Tag Archives: Shabbot Shalom

Torah Thursday Parshat Tazria

Each week Jews study a different portion or Parsha of the Torah.   Each Thursday I share a Parsha discussion from one or another Rabbi.

Receiving the Torah at Mount Sinai

Receiving the Torah at Mount Sinai

This week’s discussion is by Rabbi Schlmo Riskin of Efrat, Israel.  Read the complete  discussion here.   As he notes, the subject is a difficult one and deals with the laws of sexual purity and circumcision. He offers these interpretations:

…Rabbi J.B. Soloveitchik’s important work Family Redeemed …interprets the opening chapters of Genesis as a crucial lesson to humanity concerning the spiritual potential as well as the destructive danger of the sexual act…. the classical commentator Rashi understands the fruit of knowledge of good and evil as possessing human nature libido, eroticism and lust rather than the expression of love and the reproductive powers which were initially imbedded in human nature…Tragically, the life-force which is granted by God through the sexual organs can often degenerate into decay and death when those very sexual organs are misused.

To me this Parsha speaks of the need to move beyond the press of personal desire,  sexual release being one of the strongest,  toward a broader concern for the other and that must include all others for the Source sees us as one.

Stay strong

The more deeply we understand the beliefs and ways of all, the more likely we are to find common ground for moving the world toward peace.

Many have turned away from religion or from a belief in God and precisely for the reasons cited in this weeks Parsha – fulfillment of personal desires.  I believe many who do so destroy the possibility of peace on earth.  How? By seeing only bad theology, and not the wisdom that can be found in all religions.

As always thank you for all you do. Share and care as it is one of the paths to peace for all.




Reaching Every Corner By Menachem Tenenbaum, a JOI Rabbi serving at Aish.com

Chanukah is a holiday many of us have been celebrating our entire lives. It may seem like the same holiday each year. In truth, as we change and grow, the holiday should take on new meanings.
For instance, there are many ideas and messages to be learned from Chanukah and the various customs. Perhaps we should try and focus on one of these ideas so that we can truly gain from Chanukah in a different way each year.

In this week’s Parshah, Parshas Mikeitz, Yosef(Joseph) rises to power as the second in command in Egypt. His first task as viceroy is to store food for a hunger threat. Once the hunger begins he rations out food to the people as deemed necessary.

Unbeknownst to his brothers he had become a ruler and thereby controlled the ood. His brothers come searching for provisions. Realizing these men are his older
brothers he took care of them while prodding them with questions to see how the
rest of the family was doing.

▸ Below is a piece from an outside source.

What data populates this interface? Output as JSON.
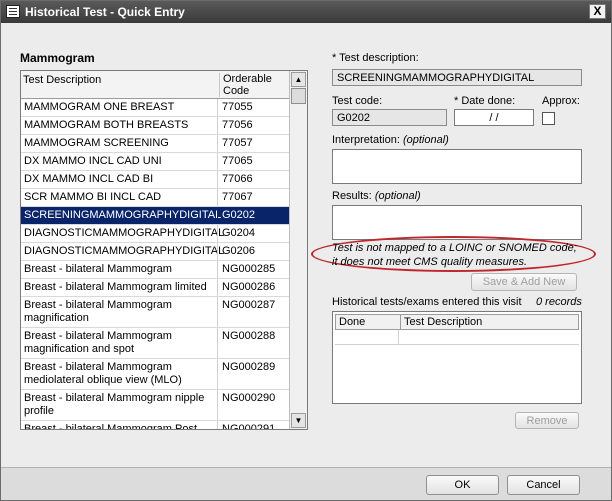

He devises a scheme to be able to meet his little brother, Binyomin. He accuses his brothers of being spies and in order to disprove his accusation they would need to bring Binyomin. He calls them spies and then says, “By this you shall be tested; By Pharoah’s life you will not leave here unless your youngest brother comes here.”
Seforno deduces an interesting lesson from this test. He asks why Yosef’s brothers couldn’t get any man to come with them to Yosef, lie, and tell Yosef this is their brother. Sure they would have been lying, but their lives were on the line and there must be some loophole? Seforno says that even if they would have agreed to lie, it would not have worked. The brothers would not have been able to find someone to
agree to put his life on the line by lying about being their brother. Only a real brother cares enough to help in this way.

Yosef knew for this reason they had to bring their real brother. The Torah is teaching us such a powerful message, brothers care about brothers, no matter how difficult the situation. Real brothers go above and beyond for their family. In Judaism we view our entire nation as brothers and sisters; we go above and beyond for our brethren.
As we light the candles on Chanukah we can think about the small flame lit after
dark. When we ignite that tiny candle it brings light into every corner of the room. It does not stop half way and say it is tired or not interested. The candle always does the full job. A message of Chanukah may be to try and reach out to every corner of the nation, to every Jew. Sometimes it is challenging and even uncomfortable but like Yosef said, “By this you shall be tested.”

B’ezras Hashem when we focus on the small flame from our Menorah we will be
inspired to reach out to others no matter how challenging and pass the test.

Have a Wonderful, Warm, Fun Filled Chanukah!

May you walk in peace and may the light of love shine in and through you, now and forever.

Image from blingcheese.com.  Thank you.



May you walk in peace and may the light of love shine in and through you, now and forever.

Be back tomorrow night.

Stay strong.


Shabbot Shalom and Yom Kippur Greetings

May you walk in peace and may the light of love shine in and through you, now and forever.

Shabbot and Yom Kippur Prayer

May you and yours be written in the book of life so you may continue your efforts to bring the world to more peaceful ways. 

Stay strong and remember what matters.


IMAGE BY:www.123greetings.com